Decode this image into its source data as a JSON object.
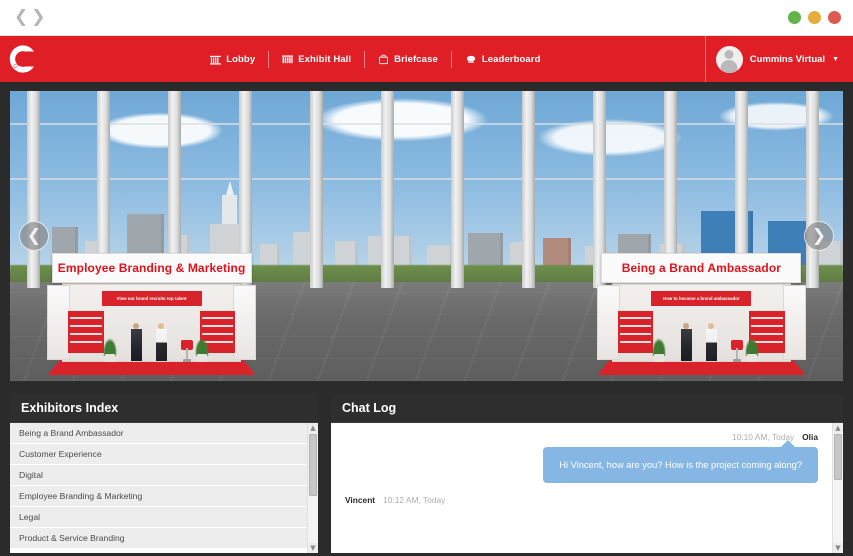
{
  "browser": {
    "back_icon": "chevron-left-icon",
    "forward_icon": "chevron-right-icon",
    "window_controls": [
      {
        "name": "minimize",
        "color": "#63b34b"
      },
      {
        "name": "maximize",
        "color": "#e3ae3c"
      },
      {
        "name": "close",
        "color": "#dd5b50"
      }
    ]
  },
  "header": {
    "brand_color": "#e01e26",
    "logo": "cummins-logo",
    "nav": [
      {
        "label": "Lobby",
        "icon": "building-columns-icon"
      },
      {
        "label": "Exhibit Hall",
        "icon": "exhibit-hall-icon"
      },
      {
        "label": "Briefcase",
        "icon": "briefcase-icon"
      },
      {
        "label": "Leaderboard",
        "icon": "leaderboard-icon"
      }
    ],
    "user": {
      "name": "Cummins Virtual",
      "avatar_icon": "user-avatar-icon",
      "caret_icon": "chevron-down-icon"
    }
  },
  "stage": {
    "prev_label": "❮",
    "next_label": "❯",
    "scene": "Indianapolis skyline exhibit hall",
    "booths": [
      {
        "title": "Employee Branding & Marketing",
        "banner": "View our brand recruits top talent",
        "panel_left_lines": "Chat Timings\nJohn Smith\nContact: 9:00-9pm (EST)\n\nMike Jones\nContact: 2:00-10pm (EST)",
        "panel_right_lines": "Watch the branding refresh video\nView the list of products\nChat with Cindy to get the next steps"
      },
      {
        "title": "Being a Brand Ambassador",
        "banner": "How to become a brand ambassador",
        "panel_left_lines": "Chat Timings\nJohn Smith\nContact: 9:00-9pm (EST)\n\nMike Jones\nContact: 2:00-10pm (EST)",
        "panel_right_lines": "Watch the branding refresh video\nView the list of products\nChat with Cindy to get the next steps"
      }
    ]
  },
  "exhibitors": {
    "title": "Exhibitors Index",
    "items": [
      {
        "label": "Being a Brand Ambassador"
      },
      {
        "label": "Customer Experience"
      },
      {
        "label": "Digital"
      },
      {
        "label": "Employee Branding & Marketing"
      },
      {
        "label": "Legal"
      },
      {
        "label": "Product & Service Branding"
      }
    ],
    "scrollbar": {
      "up_icon": "▲",
      "down_icon": "▼"
    }
  },
  "chat": {
    "title": "Chat Log",
    "messages": [
      {
        "author": "Olia",
        "time": "10:10 AM, Today",
        "text": "Hi Vincent, how are you? How is the project coming along?",
        "side": "right"
      },
      {
        "author": "Vincent",
        "time": "10:12 AM, Today",
        "text": "",
        "side": "left"
      }
    ],
    "scrollbar": {
      "up_icon": "▲",
      "down_icon": "▼"
    }
  }
}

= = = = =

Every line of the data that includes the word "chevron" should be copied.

    "back_icon": "chevron-left-icon",
    "forward_icon": "chevron-right-icon",
      "caret_icon": "chevron-down-icon"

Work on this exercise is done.